Activity - Could you print every record below exactly as it appears?

Extracted data -
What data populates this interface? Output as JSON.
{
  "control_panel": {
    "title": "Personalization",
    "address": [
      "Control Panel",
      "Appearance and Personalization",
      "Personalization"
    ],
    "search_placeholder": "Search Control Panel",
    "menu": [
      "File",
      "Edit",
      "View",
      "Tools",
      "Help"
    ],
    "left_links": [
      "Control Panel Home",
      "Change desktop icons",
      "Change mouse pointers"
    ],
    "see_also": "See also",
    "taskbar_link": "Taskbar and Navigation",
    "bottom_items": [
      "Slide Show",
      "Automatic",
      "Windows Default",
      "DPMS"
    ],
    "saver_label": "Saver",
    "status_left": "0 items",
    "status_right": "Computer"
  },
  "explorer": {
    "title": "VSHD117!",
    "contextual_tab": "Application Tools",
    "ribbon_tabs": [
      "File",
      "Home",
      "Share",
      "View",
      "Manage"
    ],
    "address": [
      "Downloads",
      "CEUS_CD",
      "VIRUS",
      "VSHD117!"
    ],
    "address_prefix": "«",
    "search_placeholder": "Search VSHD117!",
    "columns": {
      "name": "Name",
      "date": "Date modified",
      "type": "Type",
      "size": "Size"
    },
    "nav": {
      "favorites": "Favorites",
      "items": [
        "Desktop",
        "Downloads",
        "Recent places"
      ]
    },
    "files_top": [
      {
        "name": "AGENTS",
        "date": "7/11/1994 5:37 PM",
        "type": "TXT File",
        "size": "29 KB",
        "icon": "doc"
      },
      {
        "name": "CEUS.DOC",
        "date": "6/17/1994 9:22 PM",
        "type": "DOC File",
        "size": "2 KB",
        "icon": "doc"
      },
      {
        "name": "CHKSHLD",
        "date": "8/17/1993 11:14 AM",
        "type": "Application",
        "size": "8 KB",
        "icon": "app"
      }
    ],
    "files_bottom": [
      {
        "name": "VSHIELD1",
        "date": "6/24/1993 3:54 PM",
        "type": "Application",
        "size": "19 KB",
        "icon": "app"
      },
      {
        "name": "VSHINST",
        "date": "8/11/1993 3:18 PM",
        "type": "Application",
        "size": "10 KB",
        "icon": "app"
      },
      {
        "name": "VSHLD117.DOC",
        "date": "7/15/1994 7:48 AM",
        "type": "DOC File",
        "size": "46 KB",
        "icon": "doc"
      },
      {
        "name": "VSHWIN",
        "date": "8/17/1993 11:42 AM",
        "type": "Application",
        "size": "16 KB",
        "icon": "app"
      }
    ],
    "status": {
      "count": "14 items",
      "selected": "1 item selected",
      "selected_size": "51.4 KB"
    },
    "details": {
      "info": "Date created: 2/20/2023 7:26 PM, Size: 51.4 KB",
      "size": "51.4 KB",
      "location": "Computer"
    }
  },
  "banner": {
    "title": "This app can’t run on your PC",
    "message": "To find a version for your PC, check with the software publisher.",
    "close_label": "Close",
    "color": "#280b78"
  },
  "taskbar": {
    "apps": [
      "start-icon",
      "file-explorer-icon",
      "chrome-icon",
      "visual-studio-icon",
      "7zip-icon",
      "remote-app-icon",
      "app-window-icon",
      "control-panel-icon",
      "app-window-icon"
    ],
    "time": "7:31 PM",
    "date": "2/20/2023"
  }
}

Answer section -
What data populates this interface? Output as JSON.
{
  "control_panel": {
    "title": "Personalization",
    "address": [
      "Control Panel",
      "Appearance and Personalization",
      "Personalization"
    ],
    "search_placeholder": "Search Control Panel",
    "menu": [
      "File",
      "Edit",
      "View",
      "Tools",
      "Help"
    ],
    "left_links": [
      "Control Panel Home",
      "Change desktop icons",
      "Change mouse pointers"
    ],
    "see_also": "See also",
    "taskbar_link": "Taskbar and Navigation",
    "bottom_items": [
      "Slide Show",
      "Automatic",
      "Windows Default",
      "DPMS"
    ],
    "saver_label": "Saver",
    "status_left": "0 items",
    "status_right": "Computer"
  },
  "explorer": {
    "title": "VSHD117!",
    "contextual_tab": "Application Tools",
    "ribbon_tabs": [
      "File",
      "Home",
      "Share",
      "View",
      "Manage"
    ],
    "address": [
      "Downloads",
      "CEUS_CD",
      "VIRUS",
      "VSHD117!"
    ],
    "address_prefix": "«",
    "search_placeholder": "Search VSHD117!",
    "columns": {
      "name": "Name",
      "date": "Date modified",
      "type": "Type",
      "size": "Size"
    },
    "nav": {
      "favorites": "Favorites",
      "items": [
        "Desktop",
        "Downloads",
        "Recent places"
      ]
    },
    "files_top": [
      {
        "name": "AGENTS",
        "date": "7/11/1994 5:37 PM",
        "type": "TXT File",
        "size": "29 KB",
        "icon": "doc"
      },
      {
        "name": "CEUS.DOC",
        "date": "6/17/1994 9:22 PM",
        "type": "DOC File",
        "size": "2 KB",
        "icon": "doc"
      },
      {
        "name": "CHKSHLD",
        "date": "8/17/1993 11:14 AM",
        "type": "Application",
        "size": "8 KB",
        "icon": "app"
      }
    ],
    "files_bottom": [
      {
        "name": "VSHIELD1",
        "date": "6/24/1993 3:54 PM",
        "type": "Application",
        "size": "19 KB",
        "icon": "app"
      },
      {
        "name": "VSHINST",
        "date": "8/11/1993 3:18 PM",
        "type": "Application",
        "size": "10 KB",
        "icon": "app"
      },
      {
        "name": "VSHLD117.DOC",
        "date": "7/15/1994 7:48 AM",
        "type": "DOC File",
        "size": "46 KB",
        "icon": "doc"
      },
      {
        "name": "VSHWIN",
        "date": "8/17/1993 11:42 AM",
        "type": "Application",
        "size": "16 KB",
        "icon": "app"
      }
    ],
    "status": {
      "count": "14 items",
      "selected": "1 item selected",
      "selected_size": "51.4 KB"
    },
    "details": {
      "info": "Date created: 2/20/2023 7:26 PM, Size: 51.4 KB",
      "size": "51.4 KB",
      "location": "Computer"
    }
  },
  "banner": {
    "title": "This app can’t run on your PC",
    "message": "To find a version for your PC, check with the software publisher.",
    "close_label": "Close",
    "color": "#280b78"
  },
  "taskbar": {
    "apps": [
      "start-icon",
      "file-explorer-icon",
      "chrome-icon",
      "visual-studio-icon",
      "7zip-icon",
      "remote-app-icon",
      "app-window-icon",
      "control-panel-icon",
      "app-window-icon"
    ],
    "time": "7:31 PM",
    "date": "2/20/2023"
  }
}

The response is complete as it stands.